SEAT Restoration Project: Ebro Delta
As part of the Volkswagen Group, SEAT is committed to sustainability and looking after the planet. Launching a project to restore and preserve the biodiversity of the Ebro Delta, as part of their commitment, the brand plans to alleviate the effects caused by the storm ‘Gloria’ at the beginning of 2020. The project aims to restore the most heavily affected areas of the most important wetland in the western Mediterranean, in collaboration with the NGO SEO/BirdLife and an investment of 1 million euros.
A year ago, the storm devasted the Ebro Delta, causing significant environmental impact. Not only did the after affects impact 360 species of birds, it also impacts the biodiversity. As a result, SEAT and the Volkswagen group have launched a restoration project to help to improve the conservation status of the natural coastal habitats and activate prevention projects to secure the areas and prepare them for future extreme weather events. The rehabilitation of the area will also help to create green jobs and safeguard local economies in the area.
“The storm ‘Gloria’ has shown that the effects of climate change are a reality, so is the time to act. At SEAT we have already reduced our environmental impact from production by 43% and we aim to achieve a zero footprint by 2050. Protecting biodiversity and recovering the ecosystem of the Ebro Delta is an additional step in our commitment to the environment, but also a sign of our responsibility to society and the environment in which we operate”.

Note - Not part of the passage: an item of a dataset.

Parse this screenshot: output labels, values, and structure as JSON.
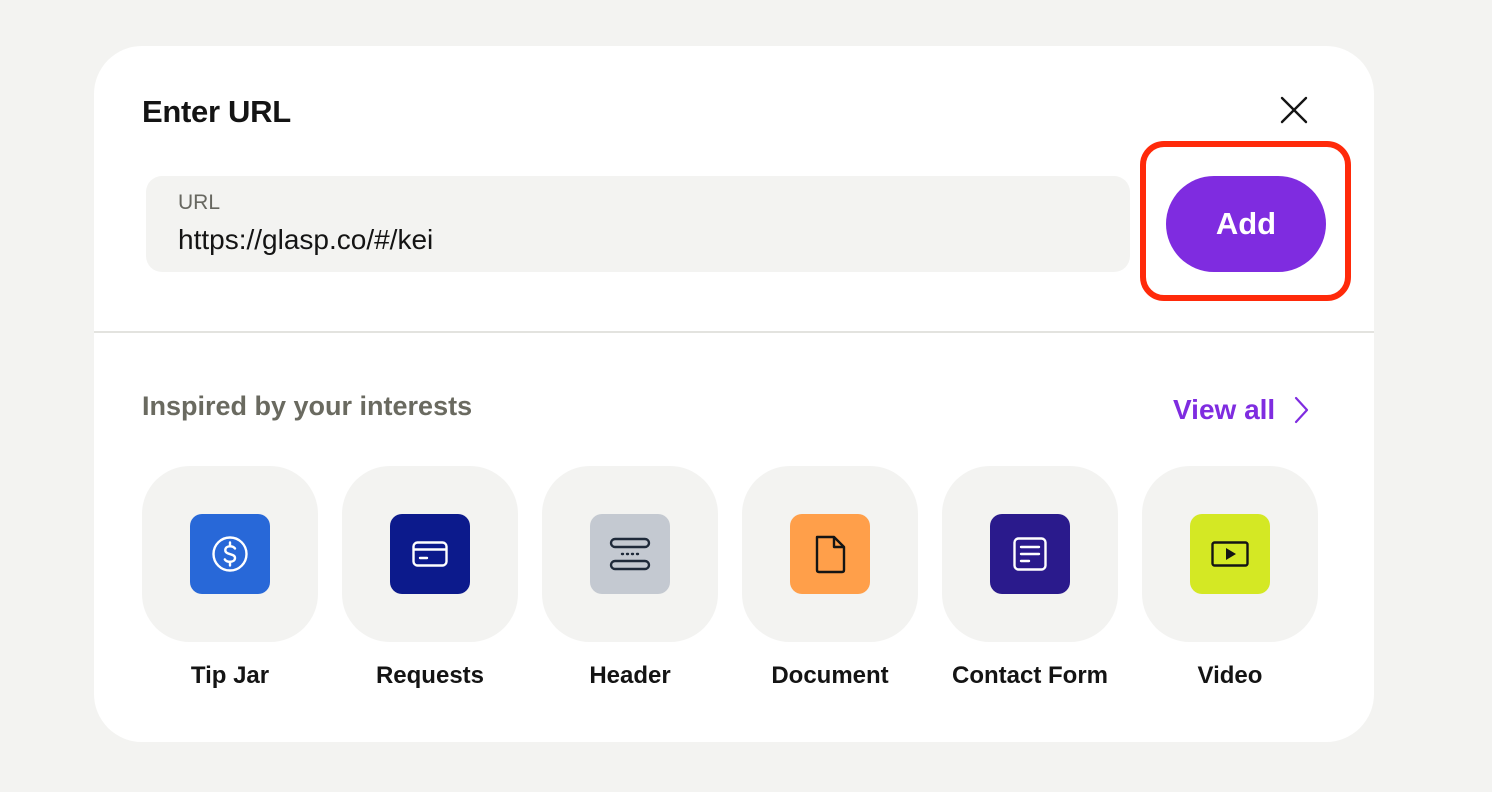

Edgar Costa, head of Sustainability at SEAT
“The Volkswagen Group wants to promote biodiversity, save CO2 and protect our natural resources. For this reason, we support ecological projects all over Europe. The project in the Ebro Delta is particularly impressive. First because of the breathtaking beauty of this unique European landscape. Secondly, because of the high level of expertise and passion with which SEO/BirdLife works on site.”
Ralf Pfitzner, Head of Sustainability at the Volkswagen Group

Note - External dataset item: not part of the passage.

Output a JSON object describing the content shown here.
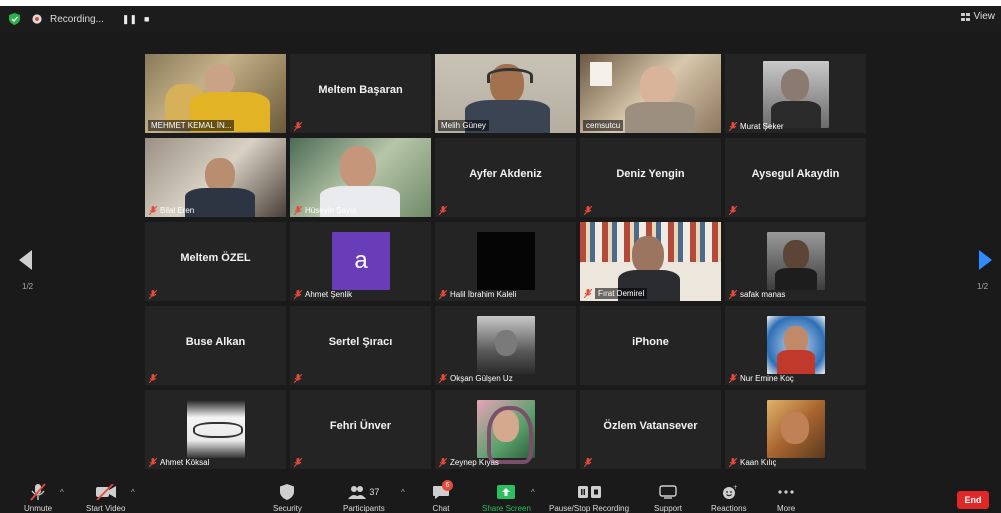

“Climate change and the loss of biodiversity are an existential threat to humanity. Our health, our economy and the future of the next generations are at stake. Restoring the Ebro Delta’s sound ecological status, the most important wetland in the western Mediterranean, will contribute to the recovery of the ecosystem services of the Natura 2000 Network, valued at 200-300 billion euros/year. In the case of the Delta, these services represent a large source of food resources (rice, fish and bivalves), protection against storms by preventing marine encroachment and flooding, mitigation of climate change - as an important carbon sink - and an important tourist resource, among others. Restoring this wetland of international importance, with one of the largest private investments ever made in the Ebro Delta, will not only reduce potential future losses in the food, insurance, and tourism sectors, but will also generate high-quality green jobs for the inhabitants of the area and greater stability in their local economies after the storm Gloria.”

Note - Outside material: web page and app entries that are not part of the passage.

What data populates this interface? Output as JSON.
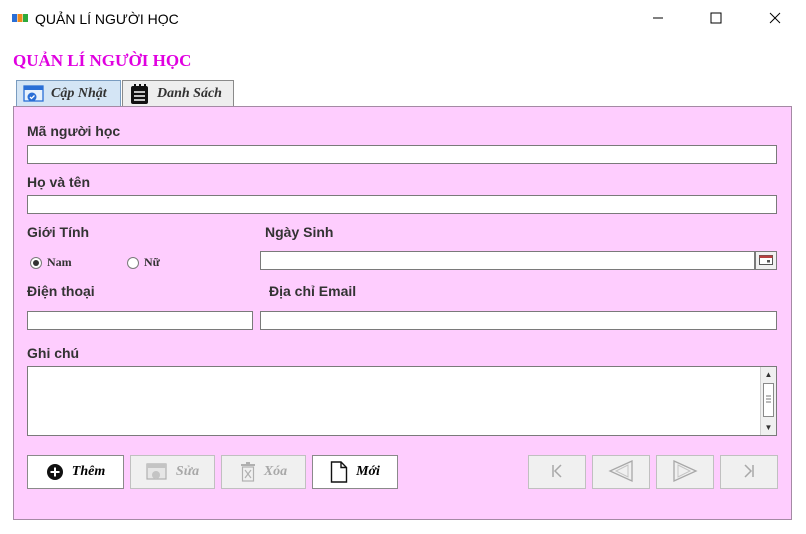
{
  "window": {
    "title": "QUẢN LÍ NGƯỜI HỌC",
    "minimize_icon": "minimize-icon",
    "maximize_icon": "maximize-icon",
    "close_icon": "close-icon"
  },
  "form": {
    "heading": "QUẢN LÍ NGƯỜI HỌC",
    "heading_color": "#e000e0",
    "panel_color": "#fecdfe"
  },
  "tabs": [
    {
      "label": "Cập Nhật",
      "icon": "edit-form-icon",
      "active": true
    },
    {
      "label": "Danh Sách",
      "icon": "notepad-list-icon",
      "active": false
    }
  ],
  "fields": {
    "student_id": {
      "label": "Mã người học",
      "value": ""
    },
    "full_name": {
      "label": "Họ và tên",
      "value": ""
    },
    "gender": {
      "label": "Giới Tính",
      "options": [
        "Nam",
        "Nữ"
      ],
      "selected": "Nam"
    },
    "birth_date": {
      "label": "Ngày Sinh",
      "value": "",
      "icon": "calendar-icon"
    },
    "phone": {
      "label": "Điện thoại",
      "value": ""
    },
    "email": {
      "label": "Địa chỉ Email",
      "value": ""
    },
    "notes": {
      "label": "Ghi chú",
      "value": ""
    }
  },
  "buttons": {
    "add": {
      "label": "Thêm",
      "icon": "plus-circle-icon",
      "enabled": true
    },
    "edit": {
      "label": "Sửa",
      "icon": "edit-icon",
      "enabled": false
    },
    "delete": {
      "label": "Xóa",
      "icon": "trash-icon",
      "enabled": false
    },
    "new": {
      "label": "Mới",
      "icon": "new-document-icon",
      "enabled": true
    }
  },
  "navigation": {
    "first": {
      "icon": "first-record-icon",
      "enabled": false
    },
    "prev": {
      "icon": "previous-record-icon",
      "enabled": false
    },
    "next": {
      "icon": "next-record-icon",
      "enabled": false
    },
    "last": {
      "icon": "last-record-icon",
      "enabled": false
    }
  }
}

SEO/BirdLife Executive Director Asunción Ruiz
As the most important river delta formation in the western Mediterranean, the Ebro Delta has an area of 33,000 hectares at the mouth of the river Ebro, with 80% of it devoted to agriculture and urbanisation, with rice being the main crop. Several species of waterfowl and shorebirds use the delta to nest, as a stop-off point on their migratory journeys or to spend the winter.
The Paris Agreement sets out objectives for environmental projects, which SEAT is committed to. In the last ten years, SEAT has reduced its environmental production footprint by 43% and aims to achieve a zero carbon footprint by 2050.
To find out more about SEAT’s environmental projects and sustainability goals, contact your local Caffyns SEAT today.